It was a moment so many of her faithful fans had wished for.
And when Michelle Kwan took to the ice at the Staples Center in Los Angeles for the “All That Skate LA” shows in early October, they were not disappointed.
As she skated to centre ice, the crowd rose to its feet, acknowledging the return of one of the world’s most decorated champions.
It was a surreal moment for Kwan.
As the five-time World champion waited backstage for the first show to begin, in an arena that was oh so familiar, the memories came flooding back.
“When I stepped onto the ice for the opening number, even before they announced my name I was like, ‘Oh, this is so amazing,’” Kwan recalled.
“It was like a dream. The last four years I have not really watched much skating, and I felt a little disconnected. So to be reconnected with the sport I love and to be part of such a great show was so special.”
Kwan, a two-time Olympic medalist, said it was an honor to be performing with a cast that included three reigning Olympic champions. “At first I was thinking, they have an Olympic gold medal and I don’t. But when I saw a ticket stub which read ‘...starring Yu-Na Kim and Michelle Kwan,’ I was like, wow. It was pretty neat,” she said with a laugh.
“The cast was great. We all got along so well. Xue Shen and Hongbo Zhao are a love story on ice. Watching them over the years and understanding the sacrifices they made ... for them to end their competitive career with an Olympic gold medal was incredible. Skating is not only a sport, it is a passion, and they embody that.”
The L.A. shows marked the third time Kwan had performed with Kim. In 2009 Kwan made her South Korean debut at the “Ice All Stars” shows. She did not hesitate when an invitation was extended to join the “All That Skate” cast for a series of shows in the Asian nation last July.
“I have had many opportunities to do other shows, but nothing ever really grabbed me,” Kwan explained. “But the Korean fans, the quality of the shows and skating with Yu-Na was what drew me in the first place.”
Kwan and Kim have forged a solid bond over the past year. “I want to say Yu-Na and I were first introduced in 2007 or 2008 through my sister, Karen,” Kwan recalled. “She talked to me about Yu-Na’s artistry and said I should watch her performances on YouTube.
“When I finally met Yu-Na at 2009 Worlds, I realized we shared a common bond. She has that passion for skating, and I think that is what really connected us. “We talk. I told her how I trained, how I got into a routine where I did all the hard stuff first every day and got it out of my way.
“I would do my short and long prog-rams in the first 15 minutes because that was the only way I was able to relax and enjoy the rest of the day.
“I have carried that mentality and that perspective into my current life. I get all the hard stuff done in the morning, and I coast through the rest of the day,” Kwan explained.

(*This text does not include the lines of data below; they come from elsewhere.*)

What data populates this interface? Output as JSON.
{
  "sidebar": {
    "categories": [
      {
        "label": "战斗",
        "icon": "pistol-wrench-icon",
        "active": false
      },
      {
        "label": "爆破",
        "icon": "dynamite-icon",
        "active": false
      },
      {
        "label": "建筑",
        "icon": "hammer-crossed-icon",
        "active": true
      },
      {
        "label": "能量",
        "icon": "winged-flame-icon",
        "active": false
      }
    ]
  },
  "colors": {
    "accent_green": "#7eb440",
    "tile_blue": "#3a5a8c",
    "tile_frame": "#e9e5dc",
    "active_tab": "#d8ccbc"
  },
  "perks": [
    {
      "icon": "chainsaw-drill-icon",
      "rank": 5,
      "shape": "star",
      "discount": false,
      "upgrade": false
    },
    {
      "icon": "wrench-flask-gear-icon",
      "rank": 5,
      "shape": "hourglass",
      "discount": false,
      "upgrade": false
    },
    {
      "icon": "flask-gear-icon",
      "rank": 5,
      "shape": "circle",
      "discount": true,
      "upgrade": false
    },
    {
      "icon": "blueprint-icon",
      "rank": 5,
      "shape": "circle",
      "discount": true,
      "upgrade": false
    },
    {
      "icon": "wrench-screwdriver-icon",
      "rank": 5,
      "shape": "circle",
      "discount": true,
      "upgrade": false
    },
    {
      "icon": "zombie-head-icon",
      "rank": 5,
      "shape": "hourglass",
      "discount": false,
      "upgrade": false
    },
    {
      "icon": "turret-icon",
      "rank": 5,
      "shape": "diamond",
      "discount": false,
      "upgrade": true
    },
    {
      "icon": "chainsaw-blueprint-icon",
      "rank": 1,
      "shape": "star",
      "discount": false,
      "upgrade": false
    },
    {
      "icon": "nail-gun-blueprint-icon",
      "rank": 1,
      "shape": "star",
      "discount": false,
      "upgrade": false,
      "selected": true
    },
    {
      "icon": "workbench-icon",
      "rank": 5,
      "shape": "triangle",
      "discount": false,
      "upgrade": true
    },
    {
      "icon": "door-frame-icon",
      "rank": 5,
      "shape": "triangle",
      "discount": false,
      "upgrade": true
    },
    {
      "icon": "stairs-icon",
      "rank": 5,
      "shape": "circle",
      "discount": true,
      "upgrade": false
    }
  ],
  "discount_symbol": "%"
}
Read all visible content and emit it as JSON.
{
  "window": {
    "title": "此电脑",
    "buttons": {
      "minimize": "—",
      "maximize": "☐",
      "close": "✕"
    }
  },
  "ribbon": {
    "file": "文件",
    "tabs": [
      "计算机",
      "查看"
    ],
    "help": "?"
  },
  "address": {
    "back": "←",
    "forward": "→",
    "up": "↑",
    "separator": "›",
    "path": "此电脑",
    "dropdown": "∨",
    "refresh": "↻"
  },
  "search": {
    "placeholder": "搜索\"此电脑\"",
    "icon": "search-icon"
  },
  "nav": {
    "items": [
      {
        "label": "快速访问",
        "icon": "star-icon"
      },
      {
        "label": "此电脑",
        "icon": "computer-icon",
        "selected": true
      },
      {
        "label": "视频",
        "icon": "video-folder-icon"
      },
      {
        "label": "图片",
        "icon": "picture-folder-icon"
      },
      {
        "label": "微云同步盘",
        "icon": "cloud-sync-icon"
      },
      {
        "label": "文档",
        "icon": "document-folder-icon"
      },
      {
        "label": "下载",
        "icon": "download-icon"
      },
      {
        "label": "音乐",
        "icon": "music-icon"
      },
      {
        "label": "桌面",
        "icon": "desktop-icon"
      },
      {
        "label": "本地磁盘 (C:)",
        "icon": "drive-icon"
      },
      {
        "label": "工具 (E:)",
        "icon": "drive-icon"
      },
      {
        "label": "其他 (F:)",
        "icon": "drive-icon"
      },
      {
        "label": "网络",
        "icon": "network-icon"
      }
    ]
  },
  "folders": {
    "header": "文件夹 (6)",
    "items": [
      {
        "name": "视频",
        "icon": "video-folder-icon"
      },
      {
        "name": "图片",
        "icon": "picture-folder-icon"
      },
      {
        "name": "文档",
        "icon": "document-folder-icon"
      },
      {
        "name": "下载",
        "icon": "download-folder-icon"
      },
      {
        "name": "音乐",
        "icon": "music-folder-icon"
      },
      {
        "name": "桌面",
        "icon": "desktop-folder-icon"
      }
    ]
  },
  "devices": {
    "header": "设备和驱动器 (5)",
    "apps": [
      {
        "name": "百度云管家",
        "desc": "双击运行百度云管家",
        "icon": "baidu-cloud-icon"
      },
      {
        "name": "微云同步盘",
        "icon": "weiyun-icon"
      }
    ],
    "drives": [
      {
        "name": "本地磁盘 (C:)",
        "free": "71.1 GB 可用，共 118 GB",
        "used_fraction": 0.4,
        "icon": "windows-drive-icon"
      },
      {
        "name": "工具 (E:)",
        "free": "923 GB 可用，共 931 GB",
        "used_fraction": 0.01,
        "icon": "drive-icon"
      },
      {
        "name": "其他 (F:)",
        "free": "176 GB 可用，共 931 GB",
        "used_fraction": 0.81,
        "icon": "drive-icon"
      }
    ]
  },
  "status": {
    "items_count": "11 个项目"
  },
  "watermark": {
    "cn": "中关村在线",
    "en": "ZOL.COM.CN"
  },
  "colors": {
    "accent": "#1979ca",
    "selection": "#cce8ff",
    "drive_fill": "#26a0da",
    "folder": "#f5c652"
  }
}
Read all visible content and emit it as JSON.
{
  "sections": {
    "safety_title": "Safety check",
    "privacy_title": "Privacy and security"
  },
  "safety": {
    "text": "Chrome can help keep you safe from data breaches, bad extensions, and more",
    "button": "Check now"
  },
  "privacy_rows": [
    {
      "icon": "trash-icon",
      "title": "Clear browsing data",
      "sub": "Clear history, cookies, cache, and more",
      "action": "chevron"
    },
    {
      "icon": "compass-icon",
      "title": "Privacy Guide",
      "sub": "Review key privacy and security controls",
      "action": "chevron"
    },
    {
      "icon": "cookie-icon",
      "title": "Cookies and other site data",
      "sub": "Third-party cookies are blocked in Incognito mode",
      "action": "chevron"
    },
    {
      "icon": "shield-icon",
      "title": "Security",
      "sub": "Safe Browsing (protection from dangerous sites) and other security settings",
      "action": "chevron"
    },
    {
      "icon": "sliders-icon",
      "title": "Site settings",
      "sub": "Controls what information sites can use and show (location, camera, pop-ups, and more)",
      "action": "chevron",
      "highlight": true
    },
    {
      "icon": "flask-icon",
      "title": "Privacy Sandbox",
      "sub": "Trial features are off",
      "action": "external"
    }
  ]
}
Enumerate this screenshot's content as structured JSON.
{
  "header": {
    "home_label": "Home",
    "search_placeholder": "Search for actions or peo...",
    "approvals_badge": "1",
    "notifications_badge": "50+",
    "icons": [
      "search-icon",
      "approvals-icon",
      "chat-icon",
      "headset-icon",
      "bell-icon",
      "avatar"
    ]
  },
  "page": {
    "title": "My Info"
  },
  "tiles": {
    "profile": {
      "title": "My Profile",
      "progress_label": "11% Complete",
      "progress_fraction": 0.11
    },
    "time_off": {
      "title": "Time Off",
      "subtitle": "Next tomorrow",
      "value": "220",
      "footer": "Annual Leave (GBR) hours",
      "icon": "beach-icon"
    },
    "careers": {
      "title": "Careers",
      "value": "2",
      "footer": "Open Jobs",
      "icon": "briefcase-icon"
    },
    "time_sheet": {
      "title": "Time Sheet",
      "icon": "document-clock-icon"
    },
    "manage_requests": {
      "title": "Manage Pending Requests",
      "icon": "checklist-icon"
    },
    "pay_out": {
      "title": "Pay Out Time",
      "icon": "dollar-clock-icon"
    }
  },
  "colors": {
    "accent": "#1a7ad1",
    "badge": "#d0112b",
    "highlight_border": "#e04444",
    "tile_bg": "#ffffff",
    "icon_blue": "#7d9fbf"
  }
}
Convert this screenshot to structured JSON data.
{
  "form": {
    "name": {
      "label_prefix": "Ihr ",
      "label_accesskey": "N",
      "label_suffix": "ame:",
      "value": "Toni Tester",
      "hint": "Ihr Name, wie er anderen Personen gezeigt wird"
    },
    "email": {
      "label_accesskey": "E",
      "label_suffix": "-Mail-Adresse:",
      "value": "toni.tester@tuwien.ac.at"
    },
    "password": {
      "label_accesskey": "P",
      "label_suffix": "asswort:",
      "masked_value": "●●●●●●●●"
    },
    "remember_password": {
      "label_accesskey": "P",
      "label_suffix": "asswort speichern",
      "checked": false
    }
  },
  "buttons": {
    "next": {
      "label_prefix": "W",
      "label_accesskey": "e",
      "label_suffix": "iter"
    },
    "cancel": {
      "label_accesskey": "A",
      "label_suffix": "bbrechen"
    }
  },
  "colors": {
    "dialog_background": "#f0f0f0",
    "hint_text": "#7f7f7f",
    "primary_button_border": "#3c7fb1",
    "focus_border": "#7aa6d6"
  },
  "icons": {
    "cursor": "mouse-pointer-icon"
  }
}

Kwan’s performances in Los Angeles marked the first time in four years the American skating icon had performed on U.S. soil.
“It was hard to believe it had been so long since I last performed in the States. My parents are always saying how time flies,” Kwan said. “But I have been very busy with school and my studies and a number of projects for the State Department, so I have been traveling a lot and doing different things.”
With the lure of the 2010 Olympic Games on the horizon Kwan contemplated a return to the competitive arena in 2009. “I started getting programs ready, but I was still deciding between competing and going back to school.”
Kwan opted for school after being accepted into the Fletcher School of Law and Diplomacy at Boston’s prestigious Tufts University.
“It is a new path, and I just love it. I am able to go to school and do my classes, and then one weekend fly to Los Angeles and skate at the Staples Center. No big deal,” she said with a hearty laugh.
The enigmatic champion said there are moments when she misses the daily grind of training.
“When I was competing I never thought there would be a day when I would not be thinking about run-throughs of a short program, a long program, doing footwork and choreography. Sometimes I miss that routine,” Kwan said.
“But then again, when I am on the ice and I watch skaters gearing up for nationals, just trying to make it through their long program, I am like, ‘Well, I kind of miss it but I kind of don’t.’ I was joking with Yu-Na about that a few days before the L.A. shows.”
Kwan feels truly blessed with the hand life has dealt her. “I wake up every day and say to myself I am so lucky. I have found two things in my life that I love — my skating career and now school,” she said.
“Some of my classmates asked me what I was doing because I was not in the library as much in the early fall. They thought I was only taking a couple of classes. When I told them I had been performing in a skating show and that it was on TV, there were a thousand questions. They were like, ‘How do you do it?’
“I can tell you, when it comes to mid-terms or finals, I get no breaks.”
The theme of the “All That Skate” shows this year was one Kwan eagerly embraced. “It was all about dreaming, and hopefully any young skaters who saw the shows were motivated to go out and be the best that they can be,” she said.
Performing in the U.S. after such a long hiatus was a dream come true for Kwan, who turned 30 in July. “To have the opportunity to skate in my hometown, in that amazing show at that arena, was surreal,” she said. “It was very special.”
Originally published in February 2011